This article was published outside of RAND. The full text of the article can be found at the link above.


Limited data exist on approaches to improve depression services for men in under-resourced communities. This article explores this issue using a sub-analysis of male participants in Community Partners in Care (CPIC).


Community partnered, cluster, randomized trial.


Hollywood-Metropolitan and South Los Angeles, California.


423 adult male clients with modified depression (PHQ-8 score [greater than or equal to] 10).


Depression collaborative care implementation using community engagement and planning (CEP) across programs compared with the more-traditional individual program, technical assistance (Resources for Services, RS).

Main Outcome Measures

Depressive symptoms (PHQ-8 score), mental health-related quality of life (MHRQL), mental wellness, services utilization and settings.


At screening, levels of probable depression were moderate to high (17.5%-47.1%) among men across services sectors. Intervention effects on primary outcomes (PHQ-8 score and MHRQL) did not differ. Men in CEP compared with RS had improved mental wellness (OR 1.85, 95% CI 1.00-3.42) and reduced hospitalizations (OR .40, 95% CI .16-.98), with fewer mental health specialty medication visits (IRR 0.33, 95% CI .15-.69), and a trend toward greater faith-based depression visits (IRR 2.89, 95% CI .99-8.45).


Exploratory sub-analyses suggest that high rates of mainly minority men in under-resourced communities have high prevalence of depression. A multi-sector coalition approach may hold promise for improving community-prioritized outcomes, such as mental wellness and reduced hospitalizations for men, meriting further development of this approach for future research and program design.

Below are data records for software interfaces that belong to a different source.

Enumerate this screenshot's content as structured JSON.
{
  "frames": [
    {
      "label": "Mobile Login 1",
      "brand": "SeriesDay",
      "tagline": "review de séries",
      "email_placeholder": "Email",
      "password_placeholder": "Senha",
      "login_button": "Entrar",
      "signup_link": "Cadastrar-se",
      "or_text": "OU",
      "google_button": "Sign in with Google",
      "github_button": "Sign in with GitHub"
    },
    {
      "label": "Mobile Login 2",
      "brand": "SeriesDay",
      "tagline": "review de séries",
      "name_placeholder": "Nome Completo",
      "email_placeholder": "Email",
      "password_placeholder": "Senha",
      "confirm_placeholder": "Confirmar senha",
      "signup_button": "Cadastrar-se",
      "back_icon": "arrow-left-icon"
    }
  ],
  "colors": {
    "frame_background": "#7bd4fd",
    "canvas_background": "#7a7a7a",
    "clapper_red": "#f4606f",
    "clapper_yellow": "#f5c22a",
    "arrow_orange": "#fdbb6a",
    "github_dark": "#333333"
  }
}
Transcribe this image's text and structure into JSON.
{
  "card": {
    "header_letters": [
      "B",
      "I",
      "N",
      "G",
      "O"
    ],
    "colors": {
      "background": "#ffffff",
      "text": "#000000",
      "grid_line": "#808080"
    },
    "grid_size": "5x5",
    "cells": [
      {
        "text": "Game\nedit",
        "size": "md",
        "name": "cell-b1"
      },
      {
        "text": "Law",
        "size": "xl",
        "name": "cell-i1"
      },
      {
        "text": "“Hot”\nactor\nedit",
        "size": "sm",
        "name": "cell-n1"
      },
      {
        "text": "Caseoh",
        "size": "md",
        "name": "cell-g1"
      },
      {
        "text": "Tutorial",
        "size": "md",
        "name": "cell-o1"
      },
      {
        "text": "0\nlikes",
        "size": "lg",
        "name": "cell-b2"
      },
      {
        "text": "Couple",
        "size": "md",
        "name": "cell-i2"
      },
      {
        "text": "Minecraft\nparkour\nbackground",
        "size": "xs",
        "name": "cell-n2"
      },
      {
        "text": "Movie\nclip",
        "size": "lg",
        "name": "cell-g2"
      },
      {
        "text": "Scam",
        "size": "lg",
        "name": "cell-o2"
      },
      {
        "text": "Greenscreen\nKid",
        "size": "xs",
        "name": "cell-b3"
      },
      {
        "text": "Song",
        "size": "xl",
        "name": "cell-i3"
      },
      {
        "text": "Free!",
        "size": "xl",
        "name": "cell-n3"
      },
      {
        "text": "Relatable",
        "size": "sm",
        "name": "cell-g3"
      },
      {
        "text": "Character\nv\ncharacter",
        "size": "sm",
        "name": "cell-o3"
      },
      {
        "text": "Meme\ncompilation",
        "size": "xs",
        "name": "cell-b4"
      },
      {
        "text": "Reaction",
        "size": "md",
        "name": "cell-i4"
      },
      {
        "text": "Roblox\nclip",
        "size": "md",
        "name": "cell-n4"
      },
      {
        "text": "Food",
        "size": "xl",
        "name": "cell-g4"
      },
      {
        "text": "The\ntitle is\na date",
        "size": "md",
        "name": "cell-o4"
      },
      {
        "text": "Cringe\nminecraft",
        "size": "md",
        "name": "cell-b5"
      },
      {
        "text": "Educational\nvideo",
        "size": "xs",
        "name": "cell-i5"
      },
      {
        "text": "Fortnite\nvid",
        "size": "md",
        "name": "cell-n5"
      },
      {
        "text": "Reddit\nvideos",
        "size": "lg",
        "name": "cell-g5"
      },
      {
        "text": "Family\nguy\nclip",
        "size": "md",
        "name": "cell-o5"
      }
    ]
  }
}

This report is part of the RAND Corporation External publication series. Many RAND studies are published in peer-reviewed scholarly journals, as chapters in commercial books, or as documents published by other organizations.

Our mission to help improve policy and decisionmaking through research and analysis is enabled through our core values of quality and objectivity and our unwavering commitment to the highest level of integrity and ethical behavior. To help ensure our research and analysis are rigorous, objective, and nonpartisan, we subject our research publications to a robust and exacting quality-assurance process; avoid both the appearance and reality of financial and other conflicts of interest through staff training, project screening, and a policy of mandatory disclosure; and pursue transparency in our research engagements through our commitment to the open publication of our research findings and recommendations, disclosure of the source of funding of published research, and policies to ensure intellectual independence. For more information, visit

The RAND Corporation is a nonprofit institution that helps improve policy and decisionmaking through research and analysis. RAND's publications do not necessarily reflect the opinions of its research clients and sponsors.